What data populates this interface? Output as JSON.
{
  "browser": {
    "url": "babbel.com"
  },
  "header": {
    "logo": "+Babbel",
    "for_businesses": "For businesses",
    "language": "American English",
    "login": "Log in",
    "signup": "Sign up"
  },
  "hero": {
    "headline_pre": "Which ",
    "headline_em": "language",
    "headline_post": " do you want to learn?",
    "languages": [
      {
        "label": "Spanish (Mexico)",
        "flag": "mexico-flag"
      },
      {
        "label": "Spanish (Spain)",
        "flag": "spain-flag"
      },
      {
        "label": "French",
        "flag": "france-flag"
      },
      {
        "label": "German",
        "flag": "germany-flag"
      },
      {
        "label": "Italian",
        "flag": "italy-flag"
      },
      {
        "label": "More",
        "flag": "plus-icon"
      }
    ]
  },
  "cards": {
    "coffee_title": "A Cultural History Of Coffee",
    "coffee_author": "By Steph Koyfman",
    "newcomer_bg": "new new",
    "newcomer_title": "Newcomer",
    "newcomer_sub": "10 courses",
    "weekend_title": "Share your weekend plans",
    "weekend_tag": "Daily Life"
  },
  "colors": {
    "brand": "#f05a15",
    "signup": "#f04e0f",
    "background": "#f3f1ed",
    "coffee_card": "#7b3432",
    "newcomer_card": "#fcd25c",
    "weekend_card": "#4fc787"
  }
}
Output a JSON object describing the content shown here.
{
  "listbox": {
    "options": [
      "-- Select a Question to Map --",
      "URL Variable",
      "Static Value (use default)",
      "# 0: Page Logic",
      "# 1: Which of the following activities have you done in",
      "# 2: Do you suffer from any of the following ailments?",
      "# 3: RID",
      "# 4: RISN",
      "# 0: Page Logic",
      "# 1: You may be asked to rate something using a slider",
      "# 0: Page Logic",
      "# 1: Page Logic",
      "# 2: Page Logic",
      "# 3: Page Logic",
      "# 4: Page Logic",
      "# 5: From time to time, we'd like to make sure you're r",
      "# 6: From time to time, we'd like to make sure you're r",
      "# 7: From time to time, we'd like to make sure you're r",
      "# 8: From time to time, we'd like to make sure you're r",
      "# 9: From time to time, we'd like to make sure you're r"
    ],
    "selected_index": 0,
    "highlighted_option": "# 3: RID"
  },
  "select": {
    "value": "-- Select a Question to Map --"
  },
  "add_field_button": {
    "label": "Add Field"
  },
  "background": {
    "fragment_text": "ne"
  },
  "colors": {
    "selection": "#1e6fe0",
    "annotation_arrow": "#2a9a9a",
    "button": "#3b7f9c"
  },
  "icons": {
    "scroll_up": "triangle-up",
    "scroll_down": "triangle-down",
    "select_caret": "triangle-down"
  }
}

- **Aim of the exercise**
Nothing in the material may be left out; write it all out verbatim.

- **Response to the exercise**
What data populates this interface? Output as JSON.
{
  "browser": {
    "url": "babbel.com"
  },
  "header": {
    "logo": "+Babbel",
    "for_businesses": "For businesses",
    "language": "American English",
    "login": "Log in",
    "signup": "Sign up"
  },
  "hero": {
    "headline_pre": "Which ",
    "headline_em": "language",
    "headline_post": " do you want to learn?",
    "languages": [
      {
        "label": "Spanish (Mexico)",
        "flag": "mexico-flag"
      },
      {
        "label": "Spanish (Spain)",
        "flag": "spain-flag"
      },
      {
        "label": "French",
        "flag": "france-flag"
      },
      {
        "label": "German",
        "flag": "germany-flag"
      },
      {
        "label": "Italian",
        "flag": "italy-flag"
      },
      {
        "label": "More",
        "flag": "plus-icon"
      }
    ]
  },
  "cards": {
    "coffee_title": "A Cultural History Of Coffee",
    "coffee_author": "By Steph Koyfman",
    "newcomer_bg": "new new",
    "newcomer_title": "Newcomer",
    "newcomer_sub": "10 courses",
    "weekend_title": "Share your weekend plans",
    "weekend_tag": "Daily Life"
  },
  "colors": {
    "brand": "#f05a15",
    "signup": "#f04e0f",
    "background": "#f3f1ed",
    "coffee_card": "#7b3432",
    "newcomer_card": "#fcd25c",
    "weekend_card": "#4fc787"
  }
}
Output a JSON object describing the content shown here.
{
  "listbox": {
    "options": [
      "-- Select a Question to Map --",
      "URL Variable",
      "Static Value (use default)",
      "# 0: Page Logic",
      "# 1: Which of the following activities have you done in",
      "# 2: Do you suffer from any of the following ailments?",
      "# 3: RID",
      "# 4: RISN",
      "# 0: Page Logic",
      "# 1: You may be asked to rate something using a slider",
      "# 0: Page Logic",
      "# 1: Page Logic",
      "# 2: Page Logic",
      "# 3: Page Logic",
      "# 4: Page Logic",
      "# 5: From time to time, we'd like to make sure you're r",
      "# 6: From time to time, we'd like to make sure you're r",
      "# 7: From time to time, we'd like to make sure you're r",
      "# 8: From time to time, we'd like to make sure you're r",
      "# 9: From time to time, we'd like to make sure you're r"
    ],
    "selected_index": 0,
    "highlighted_option": "# 3: RID"
  },
  "select": {
    "value": "-- Select a Question to Map --"
  },
  "add_field_button": {
    "label": "Add Field"
  },
  "background": {
    "fragment_text": "ne"
  },
  "colors": {
    "selection": "#1e6fe0",
    "annotation_arrow": "#2a9a9a",
    "button": "#3b7f9c"
  },
  "icons": {
    "scroll_up": "triangle-up",
    "scroll_down": "triangle-down",
    "select_caret": "triangle-down"
  }
}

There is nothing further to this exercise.